Millions of unauthorized immigrants and their families are dreading the day President Donald Trump takes office.
As a candidate, Trump made clear over and over again that anyone in the US without papers should be at risk of deportation at any time. That includes the 740,000 or so young adults protected by President Obama’s Deferred Action for Childhood Arrivals (DACA) program, as well as millions of other long-resident immigrants without criminal records who weren’t formally protected but who weren’t deportation priorities for the Obama administration, either.
Speaker of the House Paul Ryan made an effort to reassure those immigrants Thursday night, during a televised CNN town hall.
A DACA recipient asked Ryan whether she’d be deported; Ryan told her she’d be safe. “If you're worried about, you know, some deportation force coming, knocking on your door this year, don't worry about that,” he said.
He shouldn’t have said that. Paul Ryan and Congress can’t pick who gets deported and who doesn’t — and Donald Trump, once inaugurated, will have all the forces he needs to deport an immigrant like her.
The government already has the “deportation force” Trump needs
Ryan fixated on the idea of a “deportation force” that would be mustered to round up immigrants — an idea that was floated by Trump early in his campaign.
If Trump wanted to do something like that, Congress would be able to stop him: It could refuse to appropriate the billions of dollars he’d need. But the federal government, as it exists right now and as Trump will inherit it in a week, doesn’t need a new budget line for a “deportation force” to deport immigrants. It already has thousands of Immigration and Customs Enforcement agents tasked with tracking down unauthorized immigrants living in the US and deporting them.
Right now the US has the capacity to deport about 400,000 immigrants a year — the question is which ones. And that’s not something Congress can control. How ICE uses its resources to catch and deport immigrants is a matter of executive branch policy.
If immigrants are caught and deported at random, the chance that any given unauthorized immigrant will be caught and deported at any given time isn’t sky-high, but it isn’t zero, either. Living under the threat of deportation is a trauma that unauthorized immigrants have been struggling with for years.

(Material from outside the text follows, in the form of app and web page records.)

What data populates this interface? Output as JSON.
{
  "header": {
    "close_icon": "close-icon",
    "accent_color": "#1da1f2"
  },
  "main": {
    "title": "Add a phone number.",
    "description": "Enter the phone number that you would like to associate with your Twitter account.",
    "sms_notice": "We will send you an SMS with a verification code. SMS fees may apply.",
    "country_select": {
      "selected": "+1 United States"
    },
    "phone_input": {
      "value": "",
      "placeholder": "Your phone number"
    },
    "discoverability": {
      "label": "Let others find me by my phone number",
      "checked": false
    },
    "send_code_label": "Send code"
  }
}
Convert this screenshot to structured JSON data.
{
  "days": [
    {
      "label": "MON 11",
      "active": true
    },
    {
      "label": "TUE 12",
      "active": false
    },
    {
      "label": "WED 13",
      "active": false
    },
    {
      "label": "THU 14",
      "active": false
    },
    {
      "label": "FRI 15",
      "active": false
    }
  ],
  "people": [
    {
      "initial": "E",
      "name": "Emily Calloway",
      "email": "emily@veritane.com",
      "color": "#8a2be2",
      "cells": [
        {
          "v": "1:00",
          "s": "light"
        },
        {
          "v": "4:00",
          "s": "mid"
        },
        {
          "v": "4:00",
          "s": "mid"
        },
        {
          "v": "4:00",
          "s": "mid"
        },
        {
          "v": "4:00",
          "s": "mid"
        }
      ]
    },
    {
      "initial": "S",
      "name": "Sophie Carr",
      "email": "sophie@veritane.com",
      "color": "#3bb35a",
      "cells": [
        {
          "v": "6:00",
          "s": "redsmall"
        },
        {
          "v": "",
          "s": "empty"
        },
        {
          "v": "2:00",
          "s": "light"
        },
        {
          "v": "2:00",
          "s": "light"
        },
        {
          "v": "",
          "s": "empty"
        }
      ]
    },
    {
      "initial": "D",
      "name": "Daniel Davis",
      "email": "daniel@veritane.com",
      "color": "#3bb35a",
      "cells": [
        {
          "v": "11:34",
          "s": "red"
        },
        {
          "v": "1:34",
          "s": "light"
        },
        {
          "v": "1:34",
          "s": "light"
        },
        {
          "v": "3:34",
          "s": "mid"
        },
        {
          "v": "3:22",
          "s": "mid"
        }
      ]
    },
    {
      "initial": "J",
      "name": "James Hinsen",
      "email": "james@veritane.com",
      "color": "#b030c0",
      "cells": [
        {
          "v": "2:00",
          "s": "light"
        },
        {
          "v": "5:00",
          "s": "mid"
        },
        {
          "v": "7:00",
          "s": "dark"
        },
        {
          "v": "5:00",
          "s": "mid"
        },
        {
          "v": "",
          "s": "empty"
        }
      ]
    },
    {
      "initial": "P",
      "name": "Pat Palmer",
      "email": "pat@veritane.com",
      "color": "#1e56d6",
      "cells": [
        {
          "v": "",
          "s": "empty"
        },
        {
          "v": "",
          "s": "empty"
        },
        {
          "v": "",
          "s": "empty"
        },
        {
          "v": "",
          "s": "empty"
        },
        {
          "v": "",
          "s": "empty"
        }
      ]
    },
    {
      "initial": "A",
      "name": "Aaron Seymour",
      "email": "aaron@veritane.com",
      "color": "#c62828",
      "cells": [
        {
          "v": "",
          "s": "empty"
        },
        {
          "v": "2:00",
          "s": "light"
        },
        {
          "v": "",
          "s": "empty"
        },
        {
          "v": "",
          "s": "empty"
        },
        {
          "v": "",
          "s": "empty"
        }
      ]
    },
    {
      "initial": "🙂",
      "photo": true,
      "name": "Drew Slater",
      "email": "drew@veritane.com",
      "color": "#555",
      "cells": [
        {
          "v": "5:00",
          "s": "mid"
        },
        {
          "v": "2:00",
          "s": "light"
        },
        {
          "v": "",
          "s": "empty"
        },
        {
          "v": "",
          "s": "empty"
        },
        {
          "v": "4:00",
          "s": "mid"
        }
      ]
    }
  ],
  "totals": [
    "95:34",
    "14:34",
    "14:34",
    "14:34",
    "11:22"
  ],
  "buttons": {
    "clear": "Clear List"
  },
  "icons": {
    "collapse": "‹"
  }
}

President Obama’s policies, especially during his second term, tried to reduce that threat by reassuring certain groups of immigrants that they wouldn’t be at risk of deportation. But Trump made it clear during the campaign that to him, that approach defeats the purpose of having immigration laws to begin with — and the ICE agents in the field who’d be carrying out his policy, and who endorsed his run for the presidency, would seemingly agree.
The day Trump arrives in office, without asking Paul Ryan’s Congress to spend a dime, he’ll have the capacity to restart many of the aggressive immigration enforcement tactics of the Bush administration, with the 400,000-deportation-a-year efficiency of the Obama administration. In particular, President-elect Trump could make it much easier for local law enforcement to scoop up unauthorized immigrants for minor offenses or immigration violations — which could turn any unauthorized immigrant in the US, including the woman who confronted Ryan, into one of the “illegal immigrant criminals” Trump says he wants to deport first.
If Trump gets rid of the DACA protections (something he will have the power to do as soon as he arrives in office, but which he’s been oddly silent about since the election), the woman who confronted Ryan will be under threat of deportation. She may not have an ICE agent knocking on her door on January 21 or 22. But any time she, say, drives a car, she’ll be at risk of getting pulled over and subsequently deported.
The only thing Congress could do to prevent that would be to pass a bill granting legal presence to unauthorized immigrants. Some members of Congress (including the few remaining Republicans, like Sen. Lindsey Graham, who continue to support comprehensive immigration reform) are pushing for a bill called the BRIDGE Act, which would basically extend DACA for a few years if Trump tries to kill the program.
If Ryan’s reassurance during the CNN town hall was a promise to support the BRIDGE Act, that would be newsworthy — but he didn’t mention it and hasn’t endorsed it. Short of doing that, though, he can’t offer his protection to immigrants looking anxiously toward the Trump administration and its deportation machine. Ryan’s performance of concern for DACA recipients is just a distraction from what the executive branch can do without him.